Shakespeare's trilogy of plays are performed in rep by an ensemble of actors at the Globe

Rating: 4 out of 5 stars
Sarah Amankwah in Henry IV Part II or Falstaff
© Tristram Kenton

An attempt has been made to reposition Shakespeare's history plays somewhat in this latest of their outings at Shakespeare's Globe. Part I is subtitled Hotspur, while Part II is subtitled Falstaff. The intention is to address the recurring questions of which character these pieces are actually about. But really their new names make little difference: here's all of life's knots and twists, kings and clowns, fathers, sons and daughters bound up around the narrative thread of Prince Hal's eventual ascension to the throne.

They are thorny, war-heavy plays filled with exposition which, if done well, can be gloriously entertaining. And here directors Sarah Bedi and Federay Holmes, with a remarkably small ensemble across all three plays, make them just that.

The plot of Part I follows bawdy Prince Hal, who hangs about with his cheating, drunk of a friend Falstaff and his cronies, rather than being the good heir to the throne that his father, Henry IV, wants him to be. Then there's the same aged, but very different Hotspur – hot headed by name and nature – who is mounting a rebellion against the king. It takes a while for Hal to step up, but once he does he pulls it out of the bag, proving himself a worthy soldier and a good son.

Part II, much less fun and more exposition heavy, displays the continued transition of Hal, who is distanced from Falstaff, and Falstaff, whose beery, wayward antics continue throughout several more battles against threats to the throne. But by the end, when Hal is crowned king, we witness his ruthless casting aside of his old rotund friend. The boy becomes a king.

Sophie Russell, John Leader and Steffan Donnelly in Henry IV Part II or Falstaff
© Tristram Kenton

It's fair to say that these plays live or die by whoever plays Falstaff and this ensemble has a worthy wit in the form of Helen Schlesinger. Though she's got the signature belly, she's much more fast and agile than any Falstaff I've ever seen. But her comic timing and connection to the audience is beguiling. She's a bright-hearted rogue, whose intelligence and cunning shines out in equal measure. Michelle Terry's Hotspur is also excellent. Terry imbues him with a sense of teenage angst, rings and tattoos betraying the character's rebellious nature. Her performance is filled with fire and anger and she is both funny and compelling to watch.

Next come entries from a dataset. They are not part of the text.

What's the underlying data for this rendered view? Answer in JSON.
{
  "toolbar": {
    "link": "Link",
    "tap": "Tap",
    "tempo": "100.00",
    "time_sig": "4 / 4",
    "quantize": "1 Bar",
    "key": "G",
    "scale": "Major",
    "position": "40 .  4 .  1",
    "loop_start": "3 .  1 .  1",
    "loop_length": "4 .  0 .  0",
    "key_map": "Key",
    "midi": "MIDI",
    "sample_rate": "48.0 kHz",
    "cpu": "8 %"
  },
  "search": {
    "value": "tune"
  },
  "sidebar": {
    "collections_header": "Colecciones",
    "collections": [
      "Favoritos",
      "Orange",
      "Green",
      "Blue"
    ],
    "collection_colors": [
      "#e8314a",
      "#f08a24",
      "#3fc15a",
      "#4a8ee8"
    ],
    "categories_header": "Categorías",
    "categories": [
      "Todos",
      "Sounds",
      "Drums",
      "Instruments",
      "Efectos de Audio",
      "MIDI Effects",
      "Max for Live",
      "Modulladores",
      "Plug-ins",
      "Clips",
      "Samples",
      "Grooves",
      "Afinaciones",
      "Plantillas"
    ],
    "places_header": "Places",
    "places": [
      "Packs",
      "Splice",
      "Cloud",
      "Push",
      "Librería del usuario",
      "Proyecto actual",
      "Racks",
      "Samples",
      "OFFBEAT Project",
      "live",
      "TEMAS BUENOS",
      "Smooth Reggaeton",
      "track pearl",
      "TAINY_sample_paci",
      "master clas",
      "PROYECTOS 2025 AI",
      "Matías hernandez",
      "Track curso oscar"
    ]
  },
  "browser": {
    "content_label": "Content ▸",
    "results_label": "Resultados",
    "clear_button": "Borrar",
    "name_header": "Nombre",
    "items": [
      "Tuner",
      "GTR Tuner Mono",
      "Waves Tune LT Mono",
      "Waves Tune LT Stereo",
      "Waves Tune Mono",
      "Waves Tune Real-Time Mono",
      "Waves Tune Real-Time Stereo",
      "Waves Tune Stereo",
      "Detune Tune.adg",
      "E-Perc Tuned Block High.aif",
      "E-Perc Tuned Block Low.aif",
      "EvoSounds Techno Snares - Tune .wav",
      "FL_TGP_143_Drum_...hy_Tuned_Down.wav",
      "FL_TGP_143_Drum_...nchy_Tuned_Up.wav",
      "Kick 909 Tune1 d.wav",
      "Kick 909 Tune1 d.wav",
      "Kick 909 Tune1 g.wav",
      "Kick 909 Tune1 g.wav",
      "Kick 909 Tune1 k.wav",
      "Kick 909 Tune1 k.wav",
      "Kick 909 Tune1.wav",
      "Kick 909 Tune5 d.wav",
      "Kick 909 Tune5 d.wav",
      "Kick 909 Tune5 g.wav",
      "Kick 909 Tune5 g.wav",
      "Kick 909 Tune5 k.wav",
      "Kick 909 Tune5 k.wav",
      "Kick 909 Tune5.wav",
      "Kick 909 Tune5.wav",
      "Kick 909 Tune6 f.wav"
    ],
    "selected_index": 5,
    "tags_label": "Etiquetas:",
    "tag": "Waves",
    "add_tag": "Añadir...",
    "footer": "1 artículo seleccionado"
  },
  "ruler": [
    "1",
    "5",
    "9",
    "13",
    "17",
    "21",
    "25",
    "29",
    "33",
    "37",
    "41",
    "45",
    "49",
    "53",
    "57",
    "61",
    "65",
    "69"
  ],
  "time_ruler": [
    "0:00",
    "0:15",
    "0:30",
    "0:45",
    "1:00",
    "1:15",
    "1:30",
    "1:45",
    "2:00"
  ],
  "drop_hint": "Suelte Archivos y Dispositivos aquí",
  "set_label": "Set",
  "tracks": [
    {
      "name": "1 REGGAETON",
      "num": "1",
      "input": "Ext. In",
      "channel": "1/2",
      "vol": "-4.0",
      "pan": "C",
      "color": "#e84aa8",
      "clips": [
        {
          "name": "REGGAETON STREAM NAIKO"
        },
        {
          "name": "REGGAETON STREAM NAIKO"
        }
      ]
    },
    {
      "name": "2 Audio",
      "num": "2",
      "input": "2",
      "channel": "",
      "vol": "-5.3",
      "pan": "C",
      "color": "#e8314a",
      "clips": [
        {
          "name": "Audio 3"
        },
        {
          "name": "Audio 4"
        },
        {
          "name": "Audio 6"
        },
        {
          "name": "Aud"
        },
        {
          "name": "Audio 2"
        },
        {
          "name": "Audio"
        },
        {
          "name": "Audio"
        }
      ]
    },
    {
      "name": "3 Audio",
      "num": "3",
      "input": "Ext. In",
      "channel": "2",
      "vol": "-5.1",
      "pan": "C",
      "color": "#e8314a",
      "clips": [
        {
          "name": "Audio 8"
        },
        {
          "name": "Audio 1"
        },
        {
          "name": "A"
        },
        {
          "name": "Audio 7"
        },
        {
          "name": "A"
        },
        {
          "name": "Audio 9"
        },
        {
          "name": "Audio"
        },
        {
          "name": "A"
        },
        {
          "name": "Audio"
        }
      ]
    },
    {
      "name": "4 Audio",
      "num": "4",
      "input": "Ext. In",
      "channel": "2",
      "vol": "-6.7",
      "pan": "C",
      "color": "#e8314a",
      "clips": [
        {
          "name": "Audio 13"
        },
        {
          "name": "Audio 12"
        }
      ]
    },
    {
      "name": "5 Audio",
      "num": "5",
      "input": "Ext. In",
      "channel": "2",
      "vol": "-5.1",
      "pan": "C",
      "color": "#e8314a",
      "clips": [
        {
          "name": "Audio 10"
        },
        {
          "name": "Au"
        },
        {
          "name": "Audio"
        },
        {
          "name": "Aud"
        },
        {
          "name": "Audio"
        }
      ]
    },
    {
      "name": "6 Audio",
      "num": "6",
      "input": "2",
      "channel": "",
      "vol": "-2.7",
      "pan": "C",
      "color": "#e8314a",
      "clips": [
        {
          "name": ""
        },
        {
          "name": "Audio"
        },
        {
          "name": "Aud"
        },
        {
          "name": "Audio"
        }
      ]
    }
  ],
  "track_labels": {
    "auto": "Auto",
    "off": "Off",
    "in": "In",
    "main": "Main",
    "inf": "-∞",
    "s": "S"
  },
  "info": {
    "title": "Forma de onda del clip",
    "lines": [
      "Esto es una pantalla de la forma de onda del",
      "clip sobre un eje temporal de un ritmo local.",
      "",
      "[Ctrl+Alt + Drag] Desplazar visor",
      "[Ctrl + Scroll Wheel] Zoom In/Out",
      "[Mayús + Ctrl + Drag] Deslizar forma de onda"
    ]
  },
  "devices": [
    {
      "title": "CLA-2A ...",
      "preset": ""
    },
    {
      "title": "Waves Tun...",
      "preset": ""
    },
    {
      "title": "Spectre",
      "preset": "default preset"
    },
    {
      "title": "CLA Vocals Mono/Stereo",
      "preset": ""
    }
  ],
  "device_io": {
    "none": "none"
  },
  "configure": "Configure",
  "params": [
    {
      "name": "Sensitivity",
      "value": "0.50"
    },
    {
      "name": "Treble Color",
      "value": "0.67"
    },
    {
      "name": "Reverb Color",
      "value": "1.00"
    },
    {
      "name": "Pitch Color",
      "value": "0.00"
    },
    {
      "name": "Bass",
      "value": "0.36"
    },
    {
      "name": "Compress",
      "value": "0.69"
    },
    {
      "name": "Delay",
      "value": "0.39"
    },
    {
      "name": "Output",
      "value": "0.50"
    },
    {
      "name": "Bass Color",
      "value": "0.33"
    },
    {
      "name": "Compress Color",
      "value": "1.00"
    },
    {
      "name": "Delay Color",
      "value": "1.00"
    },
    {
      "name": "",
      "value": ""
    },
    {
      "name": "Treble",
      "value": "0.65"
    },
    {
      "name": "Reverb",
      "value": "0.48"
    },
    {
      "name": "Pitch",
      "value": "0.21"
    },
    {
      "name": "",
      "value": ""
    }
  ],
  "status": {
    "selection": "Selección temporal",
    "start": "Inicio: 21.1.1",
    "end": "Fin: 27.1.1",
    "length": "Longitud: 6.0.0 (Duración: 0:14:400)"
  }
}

The line-through of both plays, however, is Sarah Amankwah's Hal. Delivering the verse with impecible grace and pace, Amankwah demonstrates the prince's journey beautifully. Filled with impish good humour to begin with, by the end she is a towering, regal figure, her voice grave and deep.

It is these three who are are the central beating hearts of these first two plays in the trilogy, but the entire ensemble are nevertheless a joy to watch. I loved John Leader's goofy Bardolph and Jonathan Broadbent felt right at home in his pink-edged dress as Hostess Quickly.

Bedi and Holmes' conceit is to keep thing simple, casting both gender and colour blind and pushing the pace with scenes crossing through each other. We see actors change onstage between characters, which helps us keep up with the many turns in the story, but it keeps us entertained too. They have kept the comedy loose, allowing the actors ad libbing space – there were several moments the audience lost their beers to Falstaff's clutches and Schlesinger's throwaway delivery of "Alexander Hamilton" from Hamilton was also a nice touch.

While Part I flies by, Part II is a harder watch. That's mainly because it feels as though it is winding down from the last play and building up to Henry V. But still, there are some lovely moments in the second piece, not least the scenes between Falstaff and Sophie Russell's Shallow. They are both a ridiculous blast.

This is a tight ensemble at its peak and the productions offer sleek, excellently funny interpretations of the works, telling the stories of kings and humans with a brilliant clarity.